I'd had a high school reuion party at Hongdae, but the party was over too early. So, some of us decided to drink more at a park located in Hongdae. At the park, there were a group of girls sitting on a bench, holding a bottle of beer.

  1. The number of them was 4.

  2. There were 4 girls.

And, they were mostly pretty, so we decided to go there. But,

  1. The number of us was 3.

  2. we were 3 guys.

How can I describe how many people are present here or there?

  • I'm not sure what you're asking. Can you guess at a sentence construction that we can tell you if it's ok or not? I don't believe there's any sort of special terminology.
    – Catija
    Aug 4 '15 at 8:13
  • 2
    "There were 4 girls and/but there were 3 of us" - if you wish to describe how many of them there were, and how many of us.
    – JMB
    Aug 4 '15 at 10:20
  • 2
    To extend JMB's reply: You can say "There were four of them but only three of us." The "but only" suggests that the 4/3 ratio was something of a problem. Aug 4 '15 at 10:27
  • There were four girls.

  • There were three of us [guys].

(Note that small numbers are generally spelled out.)

  • If gender is unimportant or was already specified, the first bullet point could be changed to "There were four of them" Jun 22 '20 at 17:28

Your Answer

By clicking “Post Your Answer”, you agree to our terms of service, privacy policy and cookie policy

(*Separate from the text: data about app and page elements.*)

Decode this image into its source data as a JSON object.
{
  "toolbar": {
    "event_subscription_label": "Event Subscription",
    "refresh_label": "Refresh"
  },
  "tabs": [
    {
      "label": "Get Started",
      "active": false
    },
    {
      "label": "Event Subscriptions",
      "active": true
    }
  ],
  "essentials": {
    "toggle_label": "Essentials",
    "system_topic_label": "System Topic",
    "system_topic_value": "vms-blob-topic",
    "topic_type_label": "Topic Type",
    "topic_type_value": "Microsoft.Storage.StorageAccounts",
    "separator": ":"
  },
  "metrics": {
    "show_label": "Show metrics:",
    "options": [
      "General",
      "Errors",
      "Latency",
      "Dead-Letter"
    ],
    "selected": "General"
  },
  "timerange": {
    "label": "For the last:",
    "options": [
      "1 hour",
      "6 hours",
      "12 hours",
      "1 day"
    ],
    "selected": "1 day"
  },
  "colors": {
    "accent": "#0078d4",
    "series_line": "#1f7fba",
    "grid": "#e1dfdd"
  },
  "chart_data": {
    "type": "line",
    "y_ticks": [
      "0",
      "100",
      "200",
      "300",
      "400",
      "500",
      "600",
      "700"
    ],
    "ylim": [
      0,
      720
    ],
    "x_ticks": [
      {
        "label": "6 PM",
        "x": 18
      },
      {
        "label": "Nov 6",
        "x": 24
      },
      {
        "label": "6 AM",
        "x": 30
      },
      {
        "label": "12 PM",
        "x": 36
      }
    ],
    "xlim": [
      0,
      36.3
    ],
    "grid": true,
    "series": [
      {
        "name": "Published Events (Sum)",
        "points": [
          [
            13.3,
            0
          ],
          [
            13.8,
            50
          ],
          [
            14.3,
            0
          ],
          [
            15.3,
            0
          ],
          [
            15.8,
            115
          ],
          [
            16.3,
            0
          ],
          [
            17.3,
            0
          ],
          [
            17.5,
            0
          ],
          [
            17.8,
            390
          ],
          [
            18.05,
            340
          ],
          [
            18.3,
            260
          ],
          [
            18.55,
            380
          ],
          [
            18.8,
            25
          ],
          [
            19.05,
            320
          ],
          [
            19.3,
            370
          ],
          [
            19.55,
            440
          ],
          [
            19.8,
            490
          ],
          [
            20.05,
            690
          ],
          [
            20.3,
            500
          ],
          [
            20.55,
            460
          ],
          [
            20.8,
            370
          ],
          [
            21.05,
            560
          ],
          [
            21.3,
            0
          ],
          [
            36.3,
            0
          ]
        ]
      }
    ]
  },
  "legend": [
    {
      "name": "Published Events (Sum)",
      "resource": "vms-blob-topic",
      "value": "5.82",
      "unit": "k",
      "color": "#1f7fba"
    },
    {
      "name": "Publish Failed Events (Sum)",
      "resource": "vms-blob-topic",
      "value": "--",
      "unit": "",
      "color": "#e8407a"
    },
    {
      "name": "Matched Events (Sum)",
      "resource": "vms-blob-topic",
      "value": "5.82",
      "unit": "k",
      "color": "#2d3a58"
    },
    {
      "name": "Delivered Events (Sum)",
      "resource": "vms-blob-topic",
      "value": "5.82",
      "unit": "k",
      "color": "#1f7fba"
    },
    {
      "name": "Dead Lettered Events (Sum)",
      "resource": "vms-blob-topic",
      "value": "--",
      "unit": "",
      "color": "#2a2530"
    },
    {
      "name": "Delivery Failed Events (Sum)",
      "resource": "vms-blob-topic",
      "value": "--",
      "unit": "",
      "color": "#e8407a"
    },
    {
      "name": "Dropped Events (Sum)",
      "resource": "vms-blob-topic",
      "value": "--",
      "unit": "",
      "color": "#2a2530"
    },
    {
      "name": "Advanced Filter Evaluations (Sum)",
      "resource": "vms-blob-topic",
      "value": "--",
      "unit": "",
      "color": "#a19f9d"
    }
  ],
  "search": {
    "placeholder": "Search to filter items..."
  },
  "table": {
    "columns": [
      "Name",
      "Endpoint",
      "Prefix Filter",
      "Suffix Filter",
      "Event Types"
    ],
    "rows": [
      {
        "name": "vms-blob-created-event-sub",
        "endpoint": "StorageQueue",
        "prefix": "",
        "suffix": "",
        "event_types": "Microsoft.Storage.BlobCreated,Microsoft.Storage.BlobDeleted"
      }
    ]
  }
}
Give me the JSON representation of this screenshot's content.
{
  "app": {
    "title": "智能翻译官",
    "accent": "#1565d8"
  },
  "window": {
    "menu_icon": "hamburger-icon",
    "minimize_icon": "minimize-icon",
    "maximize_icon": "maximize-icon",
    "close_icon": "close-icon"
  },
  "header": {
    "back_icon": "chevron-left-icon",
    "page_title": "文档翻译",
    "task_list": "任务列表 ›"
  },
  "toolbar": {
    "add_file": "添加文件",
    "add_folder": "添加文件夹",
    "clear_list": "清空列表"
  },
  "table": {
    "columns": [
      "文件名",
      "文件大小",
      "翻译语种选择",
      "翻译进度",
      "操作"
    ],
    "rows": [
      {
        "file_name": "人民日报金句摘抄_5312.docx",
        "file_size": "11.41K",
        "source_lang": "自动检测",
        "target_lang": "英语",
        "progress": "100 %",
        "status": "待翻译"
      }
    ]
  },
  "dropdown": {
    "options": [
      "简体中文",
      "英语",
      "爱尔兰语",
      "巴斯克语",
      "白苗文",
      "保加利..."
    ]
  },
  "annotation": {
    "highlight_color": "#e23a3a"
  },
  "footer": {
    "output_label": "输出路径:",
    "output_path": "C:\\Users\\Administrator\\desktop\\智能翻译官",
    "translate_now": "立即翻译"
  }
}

Not the answer you're looking for? Browse other questions tagged or ask your own question.